Personal remittances from overseas Filipinos (OFs) increased by 3.8 percent year-on-year to US$2.4 billion in April 2016. This brought cumulative remittances for the first four months of the year to US$9.6 billion, 3 percent higher than the level recorded in the comparable period in 2015, Bangko Sentral ng Pilipinas Governor Amando M. Tetangco, Jr. announced today.1 The continued growth in personal remittances during the reference period was due mainly to the steady remittance inflows from land-based OF workers with work contracts of one year or more, amounting to US$7.3 billion, and compensation of sea-based workers and land-based workers with short-term contracts (excluding their expenditures abroad), which reached US$2.1 billion.
Similarly, cash remittances from OFs coursed through banks rose by 4.1 percent to US$2.2 billion in April 2016. On a year-to-date basis, cash remittances for the period January–April 2016 reached US$8.7 billion, representing a 3.1 percent growth year-on-year. Cash remittances from both land-based (US$6.8 billion) and sea-based (US$1.9 billion) workers grew by 3.8 percent and 0.8 percent year-on-year, respectively. More than three-fourths of cash remittances came from the United States, Saudi Arabia, the United Arab Emirates, Singapore, the United Kingdom, Japan, Qatar, Hong Kong, Kuwait, and Germany.2
The sustained demand for OF workers continued to provide support to the growth of remittance inflows. Preliminary data from the Philippine Overseas Employment Administration (POEA) indicated that a total of 777,887 contracts were processed in the first four months of 2016.
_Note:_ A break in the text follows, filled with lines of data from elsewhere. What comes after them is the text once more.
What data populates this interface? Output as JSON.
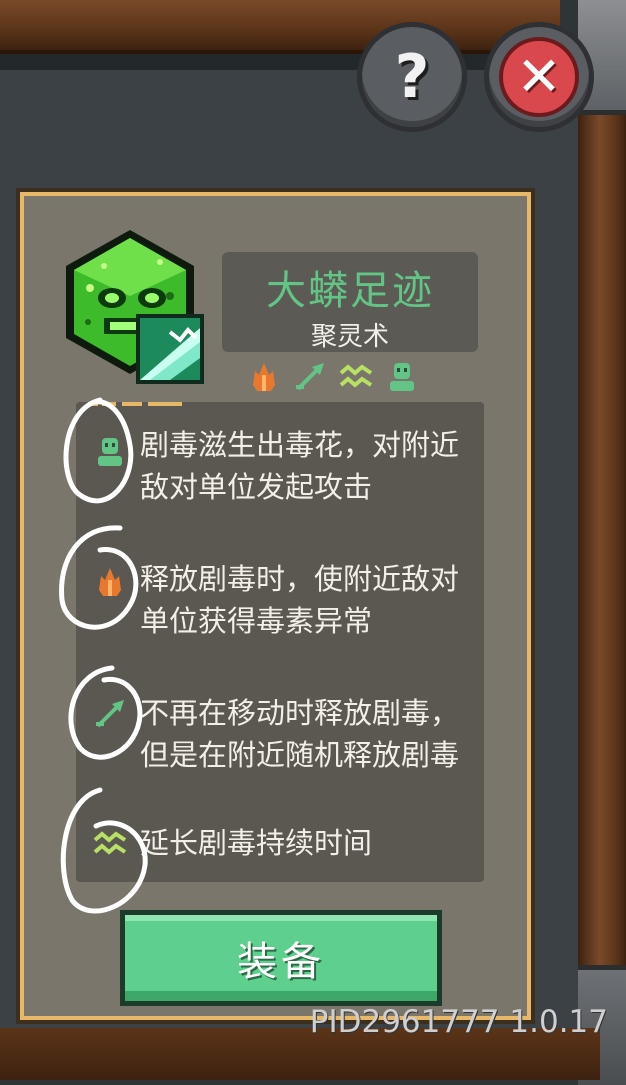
{
  "header": {
    "help_icon": "question-mark-icon",
    "close_icon": "close-x-icon",
    "help_symbol": "?",
    "close_symbol": "✕"
  },
  "skill": {
    "name": "大蟒足迹",
    "school": "聚灵术",
    "icon": "green-serpent-face-icon",
    "sub_icon": "wind-slash-icon",
    "tags": [
      "flame-icon",
      "arrow-icon",
      "wave-icon",
      "spirit-icon"
    ]
  },
  "effects": [
    {
      "icon": "spirit-icon",
      "text": "剧毒滋生出毒花，对附近敌对单位发起攻击"
    },
    {
      "icon": "flame-icon",
      "text": "释放剧毒时，使附近敌对单位获得毒素异常"
    },
    {
      "icon": "arrow-icon",
      "text": "不再在移动时释放剧毒，但是在附近随机释放剧毒"
    },
    {
      "icon": "wave-icon",
      "text": "延长剧毒持续时间"
    }
  ],
  "equip_button": {
    "label": "装备"
  },
  "footer": {
    "version": "PID2961777 1.0.17"
  },
  "colors": {
    "panel": "#7a766c",
    "panel_border": "#e7b867",
    "title_green": "#62c485",
    "button_green": "#5fcf8d",
    "close_red": "#d9484c"
  }
}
1 The BSP started to release data on personal remittances in June 2012. As defined in the Balance of Payments and International Investment Position Manual, 6th Edition (BPM6), personal remittances represent the sum of net compensation of employees (i.e., gross earnings of overseas Filipino (OF) workers with work contracts of less than one year, including all sea-based workers, less taxes, social contributions, and transportation and travel expenditures in their host countries), personal transfers (i.e., all current transfers in cash or in kind by OF workers with work contracts of one year or more as well as other household-to-household transfers between Filipinos who have migrated abroad and their families in the Philippines), and capital transfers between households (i.e., the provision of resources for capital formation purposes, such as for construction of residential houses, between resident and non-resident households without anything of economic value being supplied in return).
2 There are some limitations on the remittance data by source. A common practice of remittance centers in various cities abroad is to course remittances through correspondent banks, most of which are located in the U.S. Also remittances coursed through money transfer operators (MTOs) cannot be disaggregated by actual country source and are lodged under the country where the main offices of the MTOs are located, which, in many cases, is in the U.S. Therefore, the U.S. would show up to be the main source of OF remittances because banks attribute the origin of funds to the most immediate source